> **EXERCISE BRIEF**:
Work through the entries that follow and state how many lines contain the word "Cody". Only the number is wanted.

> **DATA SUPPLIED**:
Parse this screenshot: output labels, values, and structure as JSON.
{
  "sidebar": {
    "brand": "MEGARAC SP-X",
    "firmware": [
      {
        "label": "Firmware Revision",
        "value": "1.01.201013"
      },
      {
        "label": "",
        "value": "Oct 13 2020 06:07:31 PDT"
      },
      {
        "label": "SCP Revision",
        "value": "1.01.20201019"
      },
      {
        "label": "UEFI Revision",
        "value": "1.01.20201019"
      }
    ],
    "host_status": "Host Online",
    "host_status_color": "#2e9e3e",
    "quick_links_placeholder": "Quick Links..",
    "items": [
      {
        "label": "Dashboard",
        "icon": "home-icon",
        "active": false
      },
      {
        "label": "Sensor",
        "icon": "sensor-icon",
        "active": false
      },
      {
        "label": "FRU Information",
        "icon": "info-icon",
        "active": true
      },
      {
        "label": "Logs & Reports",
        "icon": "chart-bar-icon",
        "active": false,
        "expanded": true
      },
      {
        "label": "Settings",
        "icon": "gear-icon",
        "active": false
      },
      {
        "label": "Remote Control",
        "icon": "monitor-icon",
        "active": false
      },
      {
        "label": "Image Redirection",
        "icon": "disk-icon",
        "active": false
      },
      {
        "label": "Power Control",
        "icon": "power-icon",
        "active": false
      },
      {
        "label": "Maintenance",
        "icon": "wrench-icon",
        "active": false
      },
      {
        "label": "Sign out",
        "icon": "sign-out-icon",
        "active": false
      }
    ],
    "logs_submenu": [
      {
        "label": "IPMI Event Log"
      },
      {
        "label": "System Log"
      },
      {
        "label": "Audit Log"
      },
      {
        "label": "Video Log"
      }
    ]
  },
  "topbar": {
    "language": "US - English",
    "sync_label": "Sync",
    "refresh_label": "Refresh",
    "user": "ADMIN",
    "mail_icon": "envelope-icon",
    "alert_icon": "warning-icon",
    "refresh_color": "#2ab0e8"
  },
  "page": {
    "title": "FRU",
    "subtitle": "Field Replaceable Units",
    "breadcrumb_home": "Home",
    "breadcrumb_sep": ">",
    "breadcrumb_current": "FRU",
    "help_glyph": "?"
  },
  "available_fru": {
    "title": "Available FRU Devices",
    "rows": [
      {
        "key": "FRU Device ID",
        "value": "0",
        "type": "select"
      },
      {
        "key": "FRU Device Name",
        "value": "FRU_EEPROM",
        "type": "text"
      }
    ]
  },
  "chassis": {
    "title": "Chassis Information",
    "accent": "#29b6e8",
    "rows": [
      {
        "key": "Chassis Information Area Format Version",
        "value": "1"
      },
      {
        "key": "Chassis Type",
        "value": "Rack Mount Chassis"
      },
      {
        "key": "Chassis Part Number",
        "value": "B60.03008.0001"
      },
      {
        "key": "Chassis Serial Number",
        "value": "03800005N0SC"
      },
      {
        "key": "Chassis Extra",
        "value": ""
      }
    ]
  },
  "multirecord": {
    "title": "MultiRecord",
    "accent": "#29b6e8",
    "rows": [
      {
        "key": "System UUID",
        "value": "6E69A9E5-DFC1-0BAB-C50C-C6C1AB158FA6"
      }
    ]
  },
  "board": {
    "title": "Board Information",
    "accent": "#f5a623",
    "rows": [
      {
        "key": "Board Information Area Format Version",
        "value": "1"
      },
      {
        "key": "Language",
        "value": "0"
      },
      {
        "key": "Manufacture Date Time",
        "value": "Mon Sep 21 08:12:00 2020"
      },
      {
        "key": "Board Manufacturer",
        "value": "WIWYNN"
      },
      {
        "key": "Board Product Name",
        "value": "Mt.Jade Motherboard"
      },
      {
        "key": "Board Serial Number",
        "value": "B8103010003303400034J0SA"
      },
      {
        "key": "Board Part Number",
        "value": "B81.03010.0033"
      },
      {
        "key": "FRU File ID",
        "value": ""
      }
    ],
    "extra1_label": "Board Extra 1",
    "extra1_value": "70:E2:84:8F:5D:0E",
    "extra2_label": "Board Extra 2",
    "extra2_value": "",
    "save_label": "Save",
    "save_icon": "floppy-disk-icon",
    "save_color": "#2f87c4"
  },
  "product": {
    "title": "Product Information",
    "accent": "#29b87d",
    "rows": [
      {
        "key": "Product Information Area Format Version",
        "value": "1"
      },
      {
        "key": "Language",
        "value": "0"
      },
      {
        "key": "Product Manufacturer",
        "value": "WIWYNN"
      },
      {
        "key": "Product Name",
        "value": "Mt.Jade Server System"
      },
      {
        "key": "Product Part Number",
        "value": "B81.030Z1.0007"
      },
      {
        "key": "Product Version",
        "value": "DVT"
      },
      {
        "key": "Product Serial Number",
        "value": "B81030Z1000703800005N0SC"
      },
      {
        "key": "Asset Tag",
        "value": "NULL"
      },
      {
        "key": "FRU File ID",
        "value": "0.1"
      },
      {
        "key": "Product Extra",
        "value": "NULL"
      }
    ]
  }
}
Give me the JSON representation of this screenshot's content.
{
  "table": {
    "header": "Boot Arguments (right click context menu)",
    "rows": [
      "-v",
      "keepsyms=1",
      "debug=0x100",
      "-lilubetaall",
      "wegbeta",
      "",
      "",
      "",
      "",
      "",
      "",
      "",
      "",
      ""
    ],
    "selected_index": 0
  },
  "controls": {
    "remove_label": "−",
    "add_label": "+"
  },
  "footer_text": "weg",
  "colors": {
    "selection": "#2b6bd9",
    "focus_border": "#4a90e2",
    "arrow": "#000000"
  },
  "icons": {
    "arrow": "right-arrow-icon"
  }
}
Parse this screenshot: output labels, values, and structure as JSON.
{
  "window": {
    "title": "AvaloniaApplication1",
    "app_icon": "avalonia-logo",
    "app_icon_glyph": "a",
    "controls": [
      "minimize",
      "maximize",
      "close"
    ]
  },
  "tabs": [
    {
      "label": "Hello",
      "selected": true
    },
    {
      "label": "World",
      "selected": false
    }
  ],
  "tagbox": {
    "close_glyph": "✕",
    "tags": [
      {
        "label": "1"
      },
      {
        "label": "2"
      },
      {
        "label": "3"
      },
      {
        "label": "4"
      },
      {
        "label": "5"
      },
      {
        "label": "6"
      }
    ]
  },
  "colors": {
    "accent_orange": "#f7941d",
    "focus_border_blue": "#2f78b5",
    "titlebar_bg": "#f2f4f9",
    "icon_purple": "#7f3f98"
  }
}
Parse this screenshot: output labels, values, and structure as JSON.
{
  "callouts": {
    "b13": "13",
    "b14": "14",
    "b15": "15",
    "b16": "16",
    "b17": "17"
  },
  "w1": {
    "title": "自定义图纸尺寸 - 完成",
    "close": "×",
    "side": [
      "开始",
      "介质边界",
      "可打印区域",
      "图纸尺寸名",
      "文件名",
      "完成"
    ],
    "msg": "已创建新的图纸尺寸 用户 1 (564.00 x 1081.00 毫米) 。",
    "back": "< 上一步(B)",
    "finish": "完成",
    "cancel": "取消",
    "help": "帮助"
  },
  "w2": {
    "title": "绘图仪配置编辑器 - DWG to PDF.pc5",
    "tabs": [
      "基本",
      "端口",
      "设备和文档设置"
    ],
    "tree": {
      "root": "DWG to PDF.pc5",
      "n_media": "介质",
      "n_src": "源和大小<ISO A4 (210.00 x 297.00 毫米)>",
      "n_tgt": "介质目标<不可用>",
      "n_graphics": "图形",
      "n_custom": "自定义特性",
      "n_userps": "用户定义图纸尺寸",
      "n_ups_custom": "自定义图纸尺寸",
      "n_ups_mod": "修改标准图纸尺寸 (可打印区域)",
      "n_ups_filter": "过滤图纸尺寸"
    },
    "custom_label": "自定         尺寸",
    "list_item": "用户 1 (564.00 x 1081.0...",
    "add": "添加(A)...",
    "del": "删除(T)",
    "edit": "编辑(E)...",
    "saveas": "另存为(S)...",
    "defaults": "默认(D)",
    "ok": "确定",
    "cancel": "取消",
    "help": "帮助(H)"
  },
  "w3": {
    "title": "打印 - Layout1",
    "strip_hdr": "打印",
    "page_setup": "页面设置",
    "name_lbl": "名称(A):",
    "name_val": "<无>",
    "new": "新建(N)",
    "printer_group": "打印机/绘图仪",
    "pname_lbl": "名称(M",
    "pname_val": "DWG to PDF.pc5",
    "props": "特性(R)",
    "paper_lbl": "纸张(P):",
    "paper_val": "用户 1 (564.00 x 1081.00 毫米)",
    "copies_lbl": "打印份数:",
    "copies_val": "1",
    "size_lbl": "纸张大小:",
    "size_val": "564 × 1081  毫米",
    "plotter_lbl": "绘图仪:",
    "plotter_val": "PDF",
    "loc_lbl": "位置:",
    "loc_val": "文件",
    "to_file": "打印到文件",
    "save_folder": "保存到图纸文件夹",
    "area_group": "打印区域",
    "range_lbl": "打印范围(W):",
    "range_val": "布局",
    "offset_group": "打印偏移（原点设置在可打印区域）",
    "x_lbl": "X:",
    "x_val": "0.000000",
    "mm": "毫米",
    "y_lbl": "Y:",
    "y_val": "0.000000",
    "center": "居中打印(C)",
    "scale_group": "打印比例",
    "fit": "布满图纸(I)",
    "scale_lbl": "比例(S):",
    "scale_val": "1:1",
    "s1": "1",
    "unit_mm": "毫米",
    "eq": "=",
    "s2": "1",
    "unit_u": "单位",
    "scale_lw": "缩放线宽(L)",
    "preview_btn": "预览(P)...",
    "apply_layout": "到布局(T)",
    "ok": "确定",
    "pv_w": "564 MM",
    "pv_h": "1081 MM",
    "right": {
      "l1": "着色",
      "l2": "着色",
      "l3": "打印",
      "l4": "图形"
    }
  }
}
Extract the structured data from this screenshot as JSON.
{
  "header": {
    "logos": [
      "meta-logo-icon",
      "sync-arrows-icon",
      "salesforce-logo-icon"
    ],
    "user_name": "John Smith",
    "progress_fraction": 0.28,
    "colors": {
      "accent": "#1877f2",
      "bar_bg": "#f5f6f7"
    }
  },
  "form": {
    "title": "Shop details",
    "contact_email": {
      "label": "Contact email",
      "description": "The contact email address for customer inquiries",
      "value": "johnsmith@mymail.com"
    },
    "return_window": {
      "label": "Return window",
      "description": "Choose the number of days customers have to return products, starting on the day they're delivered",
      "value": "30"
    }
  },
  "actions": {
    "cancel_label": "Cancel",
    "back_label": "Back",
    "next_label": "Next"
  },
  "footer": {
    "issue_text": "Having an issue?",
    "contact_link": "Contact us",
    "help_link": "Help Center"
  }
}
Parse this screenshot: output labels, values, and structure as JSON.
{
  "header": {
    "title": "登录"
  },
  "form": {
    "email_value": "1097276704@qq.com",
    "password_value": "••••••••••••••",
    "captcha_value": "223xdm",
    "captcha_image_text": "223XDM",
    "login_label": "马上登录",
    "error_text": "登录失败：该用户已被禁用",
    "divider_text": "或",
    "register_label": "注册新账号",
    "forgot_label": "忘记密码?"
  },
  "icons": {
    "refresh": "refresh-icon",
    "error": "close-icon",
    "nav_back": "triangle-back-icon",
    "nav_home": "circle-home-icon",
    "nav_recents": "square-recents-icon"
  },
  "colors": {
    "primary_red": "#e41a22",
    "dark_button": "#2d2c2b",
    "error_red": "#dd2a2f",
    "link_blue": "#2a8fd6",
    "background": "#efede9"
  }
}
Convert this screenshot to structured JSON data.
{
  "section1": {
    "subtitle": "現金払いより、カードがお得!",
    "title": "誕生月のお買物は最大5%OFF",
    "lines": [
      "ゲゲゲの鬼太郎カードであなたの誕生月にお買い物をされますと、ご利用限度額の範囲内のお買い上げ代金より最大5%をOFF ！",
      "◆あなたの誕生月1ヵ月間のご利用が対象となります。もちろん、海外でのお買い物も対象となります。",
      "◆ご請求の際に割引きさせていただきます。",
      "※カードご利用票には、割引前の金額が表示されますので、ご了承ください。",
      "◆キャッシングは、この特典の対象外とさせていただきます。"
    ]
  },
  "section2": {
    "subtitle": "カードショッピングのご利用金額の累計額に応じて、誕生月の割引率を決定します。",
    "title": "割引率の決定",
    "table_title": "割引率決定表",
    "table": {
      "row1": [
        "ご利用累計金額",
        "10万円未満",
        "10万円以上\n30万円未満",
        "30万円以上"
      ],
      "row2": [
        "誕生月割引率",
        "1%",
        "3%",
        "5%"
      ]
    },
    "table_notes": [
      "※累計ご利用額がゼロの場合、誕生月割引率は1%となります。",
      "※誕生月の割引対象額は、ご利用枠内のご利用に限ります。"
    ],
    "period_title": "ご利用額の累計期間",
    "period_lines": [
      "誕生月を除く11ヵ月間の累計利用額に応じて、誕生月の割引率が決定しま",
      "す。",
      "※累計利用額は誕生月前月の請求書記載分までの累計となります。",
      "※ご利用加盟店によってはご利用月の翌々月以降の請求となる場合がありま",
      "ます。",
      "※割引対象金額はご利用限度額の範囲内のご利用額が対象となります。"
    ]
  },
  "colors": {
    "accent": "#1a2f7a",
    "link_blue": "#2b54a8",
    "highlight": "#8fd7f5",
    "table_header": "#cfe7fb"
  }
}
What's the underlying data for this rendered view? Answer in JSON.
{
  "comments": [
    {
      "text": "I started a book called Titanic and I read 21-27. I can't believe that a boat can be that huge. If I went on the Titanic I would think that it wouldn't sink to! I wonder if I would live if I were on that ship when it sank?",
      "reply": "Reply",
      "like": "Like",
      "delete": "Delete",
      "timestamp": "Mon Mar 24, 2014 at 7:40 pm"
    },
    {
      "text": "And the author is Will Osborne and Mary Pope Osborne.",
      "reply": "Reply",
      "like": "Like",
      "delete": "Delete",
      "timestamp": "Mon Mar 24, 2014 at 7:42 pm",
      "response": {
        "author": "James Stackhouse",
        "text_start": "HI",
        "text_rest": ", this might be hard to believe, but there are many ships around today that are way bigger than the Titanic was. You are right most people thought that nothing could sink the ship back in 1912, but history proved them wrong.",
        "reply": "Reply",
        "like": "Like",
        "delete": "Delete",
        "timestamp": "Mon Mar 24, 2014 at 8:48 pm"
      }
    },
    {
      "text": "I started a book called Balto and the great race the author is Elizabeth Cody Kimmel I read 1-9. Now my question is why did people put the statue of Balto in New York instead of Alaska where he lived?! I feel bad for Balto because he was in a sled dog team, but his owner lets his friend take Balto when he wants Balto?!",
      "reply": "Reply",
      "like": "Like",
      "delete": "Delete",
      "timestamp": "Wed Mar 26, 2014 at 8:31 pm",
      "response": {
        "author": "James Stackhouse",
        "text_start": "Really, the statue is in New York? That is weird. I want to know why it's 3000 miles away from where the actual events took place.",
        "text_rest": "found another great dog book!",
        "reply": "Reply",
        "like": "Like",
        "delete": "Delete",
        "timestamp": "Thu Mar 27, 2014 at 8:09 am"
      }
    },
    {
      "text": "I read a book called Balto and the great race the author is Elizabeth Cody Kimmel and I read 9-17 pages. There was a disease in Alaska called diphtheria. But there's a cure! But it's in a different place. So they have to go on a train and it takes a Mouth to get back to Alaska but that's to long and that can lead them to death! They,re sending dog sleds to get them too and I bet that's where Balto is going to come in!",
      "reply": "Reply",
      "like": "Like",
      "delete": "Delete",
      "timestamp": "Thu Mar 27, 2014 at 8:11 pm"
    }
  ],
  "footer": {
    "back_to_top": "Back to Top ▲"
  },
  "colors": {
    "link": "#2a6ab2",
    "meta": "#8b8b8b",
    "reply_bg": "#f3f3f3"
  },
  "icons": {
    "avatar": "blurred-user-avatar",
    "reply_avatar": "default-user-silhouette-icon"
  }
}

> **SOLVED PROBLEM**:
2